The Jeep Cherokee is not that commonly seen in Ireland and for that reason it is a real head turner. Many will have seen the Cherokee and Grand Cherokee on TV, but when was the last time you actually spotted one on our roads? There might be a good reason for this. The Cherokee is an expensive piece of kit and its high price tag doesn’t seem to be tickling the fancy of the masses. The Cherokee faces steep competition from more reasonably priced vehicles like the Nissan Qashqai. A reason for the Qashqai being more popular than the Cherokee is because Nissan is a more recognised and trusted brand to the Irish customer. With that said, the Cherokee is a high quality machine and if FCA Ireland could get there pricing right they might be more appealing to customers in this country.
The diesel offering is the 2.0 litre MultiJet II Turbo engine. This is a much more economical option than the previous 2.8 litre engine. The car offers 140 bhp and 350Nm of torque from 1,750rpm. Depending on what model you opt for (Front-wheel drive /4x4 / automatic / manual) the 0-100 km/h time ranges from 10.3 to 12.0 seconds. The 9-speed automatic transmission is getting great reviews as being a very smooth gear-changer.

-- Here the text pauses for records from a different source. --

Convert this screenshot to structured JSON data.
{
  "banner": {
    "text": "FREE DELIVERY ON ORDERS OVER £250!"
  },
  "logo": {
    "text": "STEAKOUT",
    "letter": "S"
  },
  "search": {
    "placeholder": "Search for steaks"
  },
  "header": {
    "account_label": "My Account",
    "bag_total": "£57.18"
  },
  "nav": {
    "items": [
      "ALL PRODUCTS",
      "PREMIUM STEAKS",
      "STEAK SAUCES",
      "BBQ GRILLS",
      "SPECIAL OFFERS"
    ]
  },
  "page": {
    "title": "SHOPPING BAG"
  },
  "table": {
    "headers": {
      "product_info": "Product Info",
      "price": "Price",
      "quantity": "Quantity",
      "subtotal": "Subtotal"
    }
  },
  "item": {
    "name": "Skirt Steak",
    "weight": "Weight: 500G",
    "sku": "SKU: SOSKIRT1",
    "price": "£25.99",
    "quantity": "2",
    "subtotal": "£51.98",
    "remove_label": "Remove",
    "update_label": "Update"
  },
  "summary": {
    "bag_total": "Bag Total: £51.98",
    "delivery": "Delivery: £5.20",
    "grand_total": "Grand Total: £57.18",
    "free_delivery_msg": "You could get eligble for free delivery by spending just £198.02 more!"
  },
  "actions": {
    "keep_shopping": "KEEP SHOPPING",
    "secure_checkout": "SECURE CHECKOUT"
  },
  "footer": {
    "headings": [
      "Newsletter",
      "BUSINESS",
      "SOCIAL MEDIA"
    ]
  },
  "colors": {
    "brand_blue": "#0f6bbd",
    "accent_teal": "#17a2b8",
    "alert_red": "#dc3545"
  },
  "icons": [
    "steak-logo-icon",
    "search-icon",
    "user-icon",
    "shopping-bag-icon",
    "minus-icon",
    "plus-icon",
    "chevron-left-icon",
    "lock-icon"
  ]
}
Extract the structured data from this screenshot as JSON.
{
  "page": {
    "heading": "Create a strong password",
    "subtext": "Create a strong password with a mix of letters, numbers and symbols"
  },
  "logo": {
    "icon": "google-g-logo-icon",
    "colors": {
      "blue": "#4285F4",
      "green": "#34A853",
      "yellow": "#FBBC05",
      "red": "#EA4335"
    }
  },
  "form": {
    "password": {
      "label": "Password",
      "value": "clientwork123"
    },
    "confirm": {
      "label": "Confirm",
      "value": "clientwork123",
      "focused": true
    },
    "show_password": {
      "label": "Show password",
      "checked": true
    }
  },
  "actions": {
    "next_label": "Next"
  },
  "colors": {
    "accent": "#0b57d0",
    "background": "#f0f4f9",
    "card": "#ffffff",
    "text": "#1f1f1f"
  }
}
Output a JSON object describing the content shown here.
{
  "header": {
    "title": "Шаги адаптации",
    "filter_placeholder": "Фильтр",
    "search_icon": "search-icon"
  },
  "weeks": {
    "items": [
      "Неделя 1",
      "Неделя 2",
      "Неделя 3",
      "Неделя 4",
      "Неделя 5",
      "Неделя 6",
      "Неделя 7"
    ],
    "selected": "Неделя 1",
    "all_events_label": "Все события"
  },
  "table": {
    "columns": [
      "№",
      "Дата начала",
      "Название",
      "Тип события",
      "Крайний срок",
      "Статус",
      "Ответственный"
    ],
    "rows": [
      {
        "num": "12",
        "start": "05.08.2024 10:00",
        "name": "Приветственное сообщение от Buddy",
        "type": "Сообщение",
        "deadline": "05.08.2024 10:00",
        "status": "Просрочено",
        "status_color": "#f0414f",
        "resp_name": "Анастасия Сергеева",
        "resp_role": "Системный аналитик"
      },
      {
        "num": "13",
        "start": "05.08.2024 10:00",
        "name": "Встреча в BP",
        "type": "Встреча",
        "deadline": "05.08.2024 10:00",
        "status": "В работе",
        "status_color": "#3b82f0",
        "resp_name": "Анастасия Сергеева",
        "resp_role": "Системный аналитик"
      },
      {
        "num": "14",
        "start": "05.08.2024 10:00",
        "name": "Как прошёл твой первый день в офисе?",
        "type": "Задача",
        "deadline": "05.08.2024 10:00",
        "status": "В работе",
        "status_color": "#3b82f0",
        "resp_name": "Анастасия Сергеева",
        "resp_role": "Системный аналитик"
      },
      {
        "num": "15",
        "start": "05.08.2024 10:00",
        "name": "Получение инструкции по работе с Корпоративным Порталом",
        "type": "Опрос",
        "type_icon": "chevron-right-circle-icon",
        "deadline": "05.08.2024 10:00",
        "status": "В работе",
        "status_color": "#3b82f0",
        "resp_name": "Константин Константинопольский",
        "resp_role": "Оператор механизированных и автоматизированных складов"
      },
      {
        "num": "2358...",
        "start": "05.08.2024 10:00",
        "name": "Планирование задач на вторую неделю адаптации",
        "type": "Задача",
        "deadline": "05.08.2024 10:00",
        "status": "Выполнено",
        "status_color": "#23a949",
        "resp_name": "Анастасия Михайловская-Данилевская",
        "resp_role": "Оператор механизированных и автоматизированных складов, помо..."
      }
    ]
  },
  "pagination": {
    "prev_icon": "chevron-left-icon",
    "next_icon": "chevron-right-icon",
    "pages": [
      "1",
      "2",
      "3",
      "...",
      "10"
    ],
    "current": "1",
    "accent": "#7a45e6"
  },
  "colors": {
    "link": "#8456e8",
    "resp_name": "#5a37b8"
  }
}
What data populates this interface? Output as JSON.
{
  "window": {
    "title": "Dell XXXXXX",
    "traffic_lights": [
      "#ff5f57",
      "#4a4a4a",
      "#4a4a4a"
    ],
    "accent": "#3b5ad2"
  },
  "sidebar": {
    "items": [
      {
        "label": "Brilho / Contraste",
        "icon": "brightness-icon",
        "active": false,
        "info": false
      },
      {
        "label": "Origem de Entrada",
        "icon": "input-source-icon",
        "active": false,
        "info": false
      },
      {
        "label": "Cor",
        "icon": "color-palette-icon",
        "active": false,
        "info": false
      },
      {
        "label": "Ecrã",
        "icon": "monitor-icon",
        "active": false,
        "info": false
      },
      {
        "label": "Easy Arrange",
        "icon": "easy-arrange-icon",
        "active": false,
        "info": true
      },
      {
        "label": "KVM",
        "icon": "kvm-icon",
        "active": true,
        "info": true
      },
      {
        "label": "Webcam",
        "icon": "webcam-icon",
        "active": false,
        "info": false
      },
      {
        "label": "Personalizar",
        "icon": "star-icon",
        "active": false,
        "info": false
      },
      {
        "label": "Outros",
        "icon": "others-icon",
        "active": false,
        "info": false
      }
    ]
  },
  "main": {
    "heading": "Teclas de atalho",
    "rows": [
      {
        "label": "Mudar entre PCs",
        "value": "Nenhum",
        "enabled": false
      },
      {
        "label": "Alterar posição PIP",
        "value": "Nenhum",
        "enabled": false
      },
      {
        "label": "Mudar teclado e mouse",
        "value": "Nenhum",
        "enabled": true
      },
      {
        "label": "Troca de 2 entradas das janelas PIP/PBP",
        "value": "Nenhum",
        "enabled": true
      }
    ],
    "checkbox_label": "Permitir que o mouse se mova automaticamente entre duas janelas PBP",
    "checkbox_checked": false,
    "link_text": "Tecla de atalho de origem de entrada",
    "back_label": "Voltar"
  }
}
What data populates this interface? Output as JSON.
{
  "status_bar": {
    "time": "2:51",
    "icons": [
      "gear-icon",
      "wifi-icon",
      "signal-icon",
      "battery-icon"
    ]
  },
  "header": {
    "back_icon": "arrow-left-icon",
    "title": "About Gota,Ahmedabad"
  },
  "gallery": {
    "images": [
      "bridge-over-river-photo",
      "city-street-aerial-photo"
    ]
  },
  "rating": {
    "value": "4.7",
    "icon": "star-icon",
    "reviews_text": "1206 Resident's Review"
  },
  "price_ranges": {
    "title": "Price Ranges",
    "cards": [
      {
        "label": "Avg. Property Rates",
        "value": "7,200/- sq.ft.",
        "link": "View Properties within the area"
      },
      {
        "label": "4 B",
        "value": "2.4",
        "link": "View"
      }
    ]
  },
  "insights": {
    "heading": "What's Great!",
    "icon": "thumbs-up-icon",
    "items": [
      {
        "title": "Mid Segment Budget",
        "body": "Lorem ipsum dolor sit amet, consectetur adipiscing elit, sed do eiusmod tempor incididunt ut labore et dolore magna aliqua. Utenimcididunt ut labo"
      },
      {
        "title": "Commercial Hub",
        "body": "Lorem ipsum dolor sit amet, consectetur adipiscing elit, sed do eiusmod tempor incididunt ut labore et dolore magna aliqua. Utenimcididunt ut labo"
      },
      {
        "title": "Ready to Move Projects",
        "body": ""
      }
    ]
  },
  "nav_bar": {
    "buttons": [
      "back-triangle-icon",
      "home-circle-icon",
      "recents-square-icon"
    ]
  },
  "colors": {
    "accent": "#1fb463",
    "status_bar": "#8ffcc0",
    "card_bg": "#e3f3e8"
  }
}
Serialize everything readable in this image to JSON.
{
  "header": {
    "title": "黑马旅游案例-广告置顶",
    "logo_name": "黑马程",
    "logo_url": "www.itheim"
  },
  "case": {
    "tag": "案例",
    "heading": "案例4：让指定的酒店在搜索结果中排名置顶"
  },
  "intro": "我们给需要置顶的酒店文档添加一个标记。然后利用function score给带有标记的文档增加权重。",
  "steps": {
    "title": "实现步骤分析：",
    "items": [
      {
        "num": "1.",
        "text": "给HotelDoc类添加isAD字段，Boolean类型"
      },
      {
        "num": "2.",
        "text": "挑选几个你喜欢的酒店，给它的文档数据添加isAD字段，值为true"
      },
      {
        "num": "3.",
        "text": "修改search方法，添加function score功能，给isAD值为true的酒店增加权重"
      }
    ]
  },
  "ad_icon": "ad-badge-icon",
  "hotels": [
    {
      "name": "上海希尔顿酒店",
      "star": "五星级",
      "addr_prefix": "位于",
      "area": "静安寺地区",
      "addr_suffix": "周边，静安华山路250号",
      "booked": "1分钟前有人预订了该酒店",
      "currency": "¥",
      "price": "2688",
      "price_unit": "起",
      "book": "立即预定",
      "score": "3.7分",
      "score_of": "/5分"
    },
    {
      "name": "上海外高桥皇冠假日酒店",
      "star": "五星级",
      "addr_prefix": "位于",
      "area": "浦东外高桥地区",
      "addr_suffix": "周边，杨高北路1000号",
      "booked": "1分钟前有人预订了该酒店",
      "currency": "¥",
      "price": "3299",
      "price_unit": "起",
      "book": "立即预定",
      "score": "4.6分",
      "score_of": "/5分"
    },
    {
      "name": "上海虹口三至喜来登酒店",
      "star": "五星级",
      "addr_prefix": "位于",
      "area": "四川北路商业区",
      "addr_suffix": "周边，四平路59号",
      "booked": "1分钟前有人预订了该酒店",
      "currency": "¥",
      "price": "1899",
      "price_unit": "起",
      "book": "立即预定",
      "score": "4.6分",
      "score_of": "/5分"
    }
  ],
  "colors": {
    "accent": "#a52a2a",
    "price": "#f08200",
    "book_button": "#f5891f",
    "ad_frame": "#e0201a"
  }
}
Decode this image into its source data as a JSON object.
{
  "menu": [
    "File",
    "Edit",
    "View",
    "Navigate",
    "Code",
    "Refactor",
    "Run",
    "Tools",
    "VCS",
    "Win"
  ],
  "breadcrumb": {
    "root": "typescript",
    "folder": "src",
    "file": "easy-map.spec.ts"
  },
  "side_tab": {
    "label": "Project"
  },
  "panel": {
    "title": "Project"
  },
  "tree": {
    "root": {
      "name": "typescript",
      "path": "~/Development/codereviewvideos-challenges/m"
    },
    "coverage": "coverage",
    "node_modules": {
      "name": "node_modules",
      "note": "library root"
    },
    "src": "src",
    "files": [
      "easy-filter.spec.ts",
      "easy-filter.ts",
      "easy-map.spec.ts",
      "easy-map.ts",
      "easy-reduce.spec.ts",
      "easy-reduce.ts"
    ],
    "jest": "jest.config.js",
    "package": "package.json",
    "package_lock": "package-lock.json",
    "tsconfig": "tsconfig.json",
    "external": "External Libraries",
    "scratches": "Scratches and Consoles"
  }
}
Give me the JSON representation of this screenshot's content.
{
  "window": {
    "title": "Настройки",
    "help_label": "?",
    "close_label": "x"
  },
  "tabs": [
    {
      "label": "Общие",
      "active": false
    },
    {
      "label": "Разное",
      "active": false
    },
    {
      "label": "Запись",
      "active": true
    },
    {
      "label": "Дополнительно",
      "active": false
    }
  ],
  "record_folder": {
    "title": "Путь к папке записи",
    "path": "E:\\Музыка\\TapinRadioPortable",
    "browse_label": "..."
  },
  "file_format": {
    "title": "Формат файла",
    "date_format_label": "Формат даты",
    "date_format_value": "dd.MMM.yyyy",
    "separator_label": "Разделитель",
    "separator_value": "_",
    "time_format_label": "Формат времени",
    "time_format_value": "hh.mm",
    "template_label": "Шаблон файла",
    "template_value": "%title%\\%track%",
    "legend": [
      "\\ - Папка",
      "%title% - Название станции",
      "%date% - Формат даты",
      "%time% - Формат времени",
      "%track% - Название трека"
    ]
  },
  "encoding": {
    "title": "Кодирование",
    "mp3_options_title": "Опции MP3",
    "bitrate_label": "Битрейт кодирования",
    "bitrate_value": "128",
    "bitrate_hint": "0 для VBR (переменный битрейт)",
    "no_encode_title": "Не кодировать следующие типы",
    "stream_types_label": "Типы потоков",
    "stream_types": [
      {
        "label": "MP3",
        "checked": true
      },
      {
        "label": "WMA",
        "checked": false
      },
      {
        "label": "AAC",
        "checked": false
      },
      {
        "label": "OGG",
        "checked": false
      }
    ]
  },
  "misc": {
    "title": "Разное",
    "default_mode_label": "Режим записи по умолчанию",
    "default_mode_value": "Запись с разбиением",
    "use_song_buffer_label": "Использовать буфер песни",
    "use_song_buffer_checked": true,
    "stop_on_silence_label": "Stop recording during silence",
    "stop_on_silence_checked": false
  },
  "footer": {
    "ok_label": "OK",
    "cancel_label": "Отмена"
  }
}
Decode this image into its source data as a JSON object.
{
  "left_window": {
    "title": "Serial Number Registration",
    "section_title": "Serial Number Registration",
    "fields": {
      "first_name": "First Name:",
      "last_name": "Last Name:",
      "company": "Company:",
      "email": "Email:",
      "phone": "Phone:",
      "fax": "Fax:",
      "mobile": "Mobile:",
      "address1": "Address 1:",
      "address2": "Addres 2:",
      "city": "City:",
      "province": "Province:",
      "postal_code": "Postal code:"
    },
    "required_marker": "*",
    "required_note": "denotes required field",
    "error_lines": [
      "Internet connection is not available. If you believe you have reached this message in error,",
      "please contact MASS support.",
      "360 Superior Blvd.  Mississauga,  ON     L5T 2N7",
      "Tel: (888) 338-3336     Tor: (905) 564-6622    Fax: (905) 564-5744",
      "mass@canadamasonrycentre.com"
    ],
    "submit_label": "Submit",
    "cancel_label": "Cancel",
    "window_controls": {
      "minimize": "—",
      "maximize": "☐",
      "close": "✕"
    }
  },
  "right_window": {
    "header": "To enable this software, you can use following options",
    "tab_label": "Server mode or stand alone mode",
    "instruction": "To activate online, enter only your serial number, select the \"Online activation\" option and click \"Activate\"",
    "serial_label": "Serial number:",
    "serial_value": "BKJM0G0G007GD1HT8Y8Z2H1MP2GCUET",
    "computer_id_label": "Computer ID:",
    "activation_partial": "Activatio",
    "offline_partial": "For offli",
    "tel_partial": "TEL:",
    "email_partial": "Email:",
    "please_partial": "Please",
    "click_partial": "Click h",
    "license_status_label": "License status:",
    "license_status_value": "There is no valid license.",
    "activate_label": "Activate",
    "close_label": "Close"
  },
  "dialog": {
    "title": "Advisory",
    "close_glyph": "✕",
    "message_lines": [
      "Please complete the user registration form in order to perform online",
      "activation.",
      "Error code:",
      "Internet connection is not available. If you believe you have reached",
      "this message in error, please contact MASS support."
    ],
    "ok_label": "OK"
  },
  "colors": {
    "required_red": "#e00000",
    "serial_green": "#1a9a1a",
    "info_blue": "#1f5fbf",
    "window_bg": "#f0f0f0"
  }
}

Passenger comfort was obviously one of the goals of the Jeep design team when they mapped out this project because the ride is supple and there are no major problems when it comes to bumps on many B-roads. However, some will complain that the vehicle is not as fun as it could or should be. Because of the size of the Cherokee it suffers from body roll on corners. However, the steering is light and accurate.
The diesel engine can be a little bit noisy when idle and if the foot is really put down the noise levels are high. Apart from that this is a very well insulated machine. It cruises nicely and steadily on the motorway and it’s a nice car for long distances.
The interior of the Cherokee is chunky to say the least. The steering wheel is thick and the ride height gives you a commanding view of the road. Like with the Wrangler and the Renegade, homage is paid to the Willys throughout the car with “1941” stamped on the steering wheel and a small Willys decal on the bottom of the windscreen. The plastics on the dash are big and they feel sturdy.
Jeep tells us that there are over 70 safety and security features available with the Cherokee. Among these features are full-length curtain and side-thorax airbags. Other features available with the Cherokee include, Lane Sense Lane Departure Warning, Adaptive Cruise Control with Stop & Go, Parallel and Perpendicular Park Assist, Blind Spot Monitoring and Rear Cross-Path Detection. A park assistance system is also available for people who are anxious about parking.
Despite its chunkiness on the inside, the front still feels like a spacious place to sit. The head room to the rear is good but where it does suffer is with leg room. This is disappointing because the exterior appearance of this vehicle is very large. The boot space is very big though offering 591 litres. This space stretches to 1,698 litres with the rear seats folded.